U.S. Soccer Finally Agrees to Pay Men’s and Women’s Teams Equally
Today marks a huge victory for women in sports. After a long fight for equal pay, the U.S. Soccer Federation (USSF) has finally agreed to pay its U.S. Men’s National Team (USMNT) and U.S. Women’s National Team (USWNT) teams equally.
The deal promises to “set the global standard moving forward in international soccer,” per CNN. Under the new agreement, USSF becomes the first federation in the world to equalize FIFA World Cup prize money. The U.S. Soccer women’s team filed a gender discrimination lawsuit against U.S. Soccer in March 2019, though the parties didn’t reach an agreement until early 2022.
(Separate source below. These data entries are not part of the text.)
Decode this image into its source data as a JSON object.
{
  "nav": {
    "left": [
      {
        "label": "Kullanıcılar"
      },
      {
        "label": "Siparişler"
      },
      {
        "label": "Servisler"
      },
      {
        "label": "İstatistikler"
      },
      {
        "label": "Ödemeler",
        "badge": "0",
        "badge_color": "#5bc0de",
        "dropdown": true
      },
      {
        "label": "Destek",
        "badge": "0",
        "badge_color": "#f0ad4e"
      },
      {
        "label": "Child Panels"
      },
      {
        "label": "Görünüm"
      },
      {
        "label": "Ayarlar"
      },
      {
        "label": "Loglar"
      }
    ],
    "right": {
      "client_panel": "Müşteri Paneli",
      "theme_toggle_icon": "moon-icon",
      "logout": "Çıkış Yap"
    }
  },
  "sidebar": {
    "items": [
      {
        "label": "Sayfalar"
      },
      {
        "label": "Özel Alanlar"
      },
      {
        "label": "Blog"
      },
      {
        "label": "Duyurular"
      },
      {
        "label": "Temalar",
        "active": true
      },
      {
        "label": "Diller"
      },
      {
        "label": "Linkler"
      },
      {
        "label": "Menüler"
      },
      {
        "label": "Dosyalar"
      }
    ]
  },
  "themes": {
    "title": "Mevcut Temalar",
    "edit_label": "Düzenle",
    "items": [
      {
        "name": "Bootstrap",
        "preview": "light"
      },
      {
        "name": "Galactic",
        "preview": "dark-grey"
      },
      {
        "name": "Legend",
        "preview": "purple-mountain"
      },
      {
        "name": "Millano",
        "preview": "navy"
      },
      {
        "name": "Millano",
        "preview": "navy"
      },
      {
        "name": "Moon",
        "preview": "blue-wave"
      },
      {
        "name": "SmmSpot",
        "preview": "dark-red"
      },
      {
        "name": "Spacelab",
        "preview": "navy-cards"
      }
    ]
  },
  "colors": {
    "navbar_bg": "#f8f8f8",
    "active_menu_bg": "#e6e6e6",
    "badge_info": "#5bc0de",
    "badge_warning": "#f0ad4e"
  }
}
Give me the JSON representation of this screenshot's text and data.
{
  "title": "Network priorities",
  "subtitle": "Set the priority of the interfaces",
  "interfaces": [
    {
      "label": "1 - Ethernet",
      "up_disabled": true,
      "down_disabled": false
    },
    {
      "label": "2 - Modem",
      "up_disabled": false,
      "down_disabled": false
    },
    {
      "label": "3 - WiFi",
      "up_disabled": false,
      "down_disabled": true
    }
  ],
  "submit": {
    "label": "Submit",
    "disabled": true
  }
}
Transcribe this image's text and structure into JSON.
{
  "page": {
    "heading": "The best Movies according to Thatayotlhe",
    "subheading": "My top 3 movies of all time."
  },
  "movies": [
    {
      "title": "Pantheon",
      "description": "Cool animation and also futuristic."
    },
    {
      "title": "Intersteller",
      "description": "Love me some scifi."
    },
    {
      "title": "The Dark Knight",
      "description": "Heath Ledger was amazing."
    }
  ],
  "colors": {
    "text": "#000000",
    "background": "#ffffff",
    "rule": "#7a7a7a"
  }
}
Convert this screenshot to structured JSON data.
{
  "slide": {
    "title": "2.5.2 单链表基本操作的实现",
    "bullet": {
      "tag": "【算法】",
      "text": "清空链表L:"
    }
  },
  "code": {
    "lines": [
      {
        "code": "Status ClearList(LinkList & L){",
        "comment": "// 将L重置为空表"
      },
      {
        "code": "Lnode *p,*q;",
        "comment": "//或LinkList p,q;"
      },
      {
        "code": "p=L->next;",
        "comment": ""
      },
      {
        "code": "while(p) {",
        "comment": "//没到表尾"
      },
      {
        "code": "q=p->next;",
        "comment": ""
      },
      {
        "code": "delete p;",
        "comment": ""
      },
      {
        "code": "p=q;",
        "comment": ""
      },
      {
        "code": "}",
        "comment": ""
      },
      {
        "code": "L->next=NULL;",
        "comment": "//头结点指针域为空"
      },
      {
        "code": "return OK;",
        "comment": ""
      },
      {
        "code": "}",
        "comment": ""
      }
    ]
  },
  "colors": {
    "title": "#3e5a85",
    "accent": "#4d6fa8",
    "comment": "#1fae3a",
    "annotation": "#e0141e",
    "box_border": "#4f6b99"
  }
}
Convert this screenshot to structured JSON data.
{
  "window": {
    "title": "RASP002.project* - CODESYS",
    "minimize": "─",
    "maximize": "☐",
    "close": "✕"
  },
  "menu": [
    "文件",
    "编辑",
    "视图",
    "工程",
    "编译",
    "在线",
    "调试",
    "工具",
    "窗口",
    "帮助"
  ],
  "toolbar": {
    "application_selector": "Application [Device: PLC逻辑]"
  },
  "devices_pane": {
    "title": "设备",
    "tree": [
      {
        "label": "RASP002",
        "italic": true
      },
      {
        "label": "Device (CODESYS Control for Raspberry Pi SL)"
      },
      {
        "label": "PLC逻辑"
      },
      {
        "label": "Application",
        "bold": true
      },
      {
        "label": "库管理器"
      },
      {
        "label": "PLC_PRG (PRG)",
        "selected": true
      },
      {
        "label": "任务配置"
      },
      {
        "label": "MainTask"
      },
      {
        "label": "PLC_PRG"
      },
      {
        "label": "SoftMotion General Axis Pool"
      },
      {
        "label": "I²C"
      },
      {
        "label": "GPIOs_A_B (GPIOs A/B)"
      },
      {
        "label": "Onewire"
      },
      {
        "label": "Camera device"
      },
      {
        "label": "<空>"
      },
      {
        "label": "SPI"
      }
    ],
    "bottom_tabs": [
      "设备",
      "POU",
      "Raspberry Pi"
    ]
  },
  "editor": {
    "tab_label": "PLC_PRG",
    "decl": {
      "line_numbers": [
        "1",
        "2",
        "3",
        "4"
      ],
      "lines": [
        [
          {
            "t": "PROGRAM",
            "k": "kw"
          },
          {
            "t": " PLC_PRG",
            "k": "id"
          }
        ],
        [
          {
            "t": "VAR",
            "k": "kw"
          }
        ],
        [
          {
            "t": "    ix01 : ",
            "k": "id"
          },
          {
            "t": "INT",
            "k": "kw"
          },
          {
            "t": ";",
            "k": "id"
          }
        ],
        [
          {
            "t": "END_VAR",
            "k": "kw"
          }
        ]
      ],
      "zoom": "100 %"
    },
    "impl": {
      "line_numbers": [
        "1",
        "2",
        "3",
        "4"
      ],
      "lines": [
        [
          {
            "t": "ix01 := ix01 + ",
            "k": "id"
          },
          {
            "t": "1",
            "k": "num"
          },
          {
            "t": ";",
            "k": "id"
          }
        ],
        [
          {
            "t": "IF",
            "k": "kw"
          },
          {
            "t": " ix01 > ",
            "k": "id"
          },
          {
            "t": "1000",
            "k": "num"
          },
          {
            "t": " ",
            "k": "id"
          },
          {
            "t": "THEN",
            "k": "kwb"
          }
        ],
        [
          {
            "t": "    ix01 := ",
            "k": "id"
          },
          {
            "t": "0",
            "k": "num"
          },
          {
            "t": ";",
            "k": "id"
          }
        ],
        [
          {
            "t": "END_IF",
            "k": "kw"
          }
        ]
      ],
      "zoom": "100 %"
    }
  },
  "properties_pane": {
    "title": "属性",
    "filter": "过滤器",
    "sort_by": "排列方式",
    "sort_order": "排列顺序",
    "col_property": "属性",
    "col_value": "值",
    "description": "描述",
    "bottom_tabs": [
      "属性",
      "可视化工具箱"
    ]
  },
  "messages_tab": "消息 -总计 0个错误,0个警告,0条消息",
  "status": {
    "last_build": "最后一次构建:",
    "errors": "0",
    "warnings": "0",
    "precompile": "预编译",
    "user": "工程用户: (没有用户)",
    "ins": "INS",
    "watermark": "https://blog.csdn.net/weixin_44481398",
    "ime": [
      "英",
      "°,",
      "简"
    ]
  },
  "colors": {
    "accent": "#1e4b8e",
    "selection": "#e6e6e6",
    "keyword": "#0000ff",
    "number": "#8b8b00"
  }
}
“This is a truly historic moment,” said U.S. Soccer president Cindy Parlow Cone in a statement, per CNN. “These agreements have changed the game forever here in the United States and have the potential to change the game around the world. U.S. Soccer and the USWNT and USMNT players have reset their relationship with these new agreements and are leading us forward to an incredibly exciting new phase of mutual growth and collaboration as we continue our mission to become the preeminent sport in the United States.”
The agreement does not stop at equal pay but also aims to give the USWNT more visibility with “broadcast, partner, and sponsorship revenue with a 50/50 split of that share divided equally between USWNT and USMNT,” per CNN. The deal also covers other areas, including child care, parental leave, short-term disability, mental health impairment, travel, and equal quality of venues and field playing surfaces.
“They said equal pay for men and women was not possible, but that did not stop us and we went ahead and achieved it,” said Walker Zimmerman, a member of the U.S. National Soccer Team Players Association leadership group, per CNN. “We hope this will awaken others to the need for this type of change, and will inspire FIFA and others around the world to move in the same direction.”